From The Irish Examiner
Commencement of an €18m wastewater treatment plant in Co Cork remains on hold due to uncertainty over ownership rights on the Blackwater.
The Youghal project was expected to coincide with a €4.4m sewerage pipe network that began last month.
A spokesman for the Department of the Environment said: “A legal title issue relating to the footfall of the outfall pipes [land bearing sewage pipes] has arisen, which has been referred to the department’s solicitors.”
The Government could face millions of euro in fines by the EU if construction does not start by the month’s end.
The foreshore licence is being sought on behalf of Irish Water but the 12th Duke of Devonshire has historical rights to the river bed and foreshore stretching 20 miles to the mouth of Youghal harbour.
It is understood that the duke, Peregrine Cavendish, has no objections to the project but the department does not want the licence registered in his name as the river owner.
The duke, estimated to be worth over €800m, owns the 8,000-acre Lismore estate and controls Blackwater fishing rights. His family survived many legal challenges to their rights over the centuries.
The department declined to clarify if the department is effectively challenging his ownership, which heralds from the marriage of the 3rd duke to 16-year-old Charlotte (6th Baroness Clifford) and daughter of Richard Boyle, in 1747. A spokes- man for Lismore Estates says there has been no approach from the department regarding the matter.

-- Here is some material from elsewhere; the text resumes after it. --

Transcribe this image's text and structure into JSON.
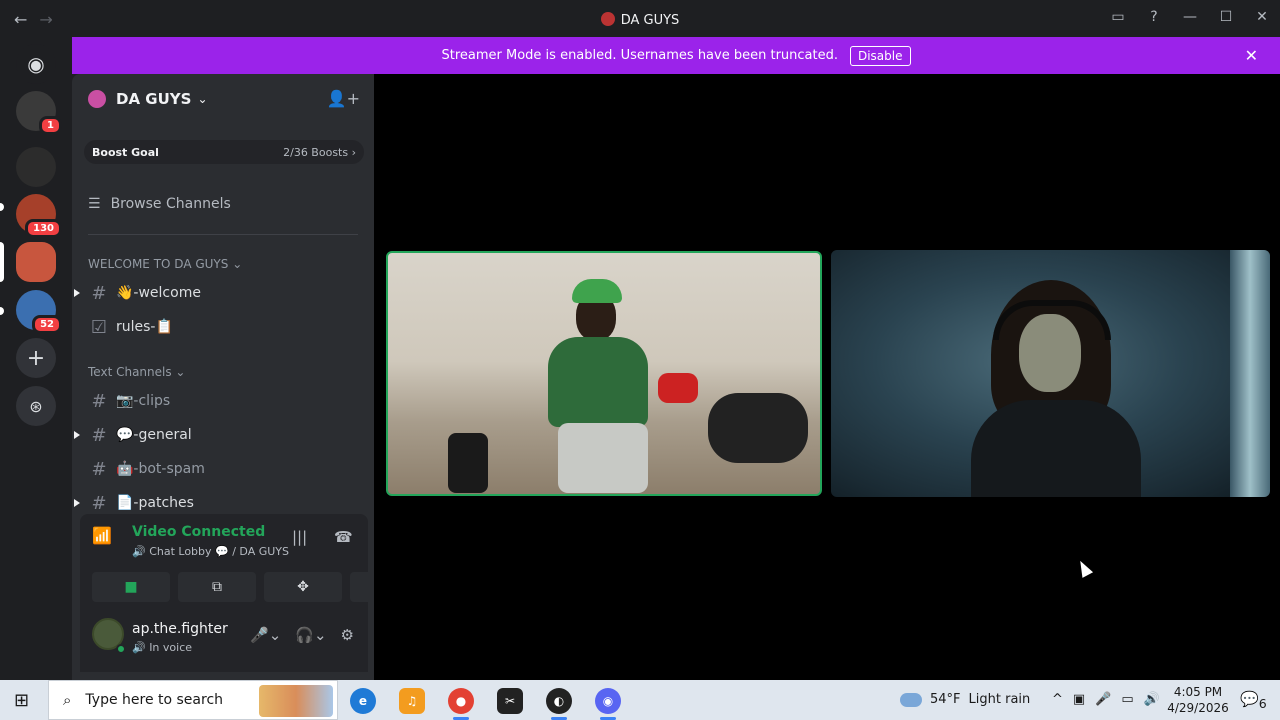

The issue has further relevance for proposed wastewater plants at Ardmore and Cappoquin, which are part of the Waterford Grouped Towns and Villages Sewerage Scheme and awaiting contracts.
Irish Water has until the end of April to sign off a final sanction on the plant and appoint a contractor. That would allow the plant’s construction — expected to take 18 months — while the title and foreshore licence issues are addressed.
The European Court of Justice fined Belgium €10m plus €855,000 per six month period until wastewater treatment compliance. The EPA and pipe network contractor may also instigate fines for prolonged delays.
Ireland is already involved in a case in Europe due to failure to treat wastewater in over 80 towns.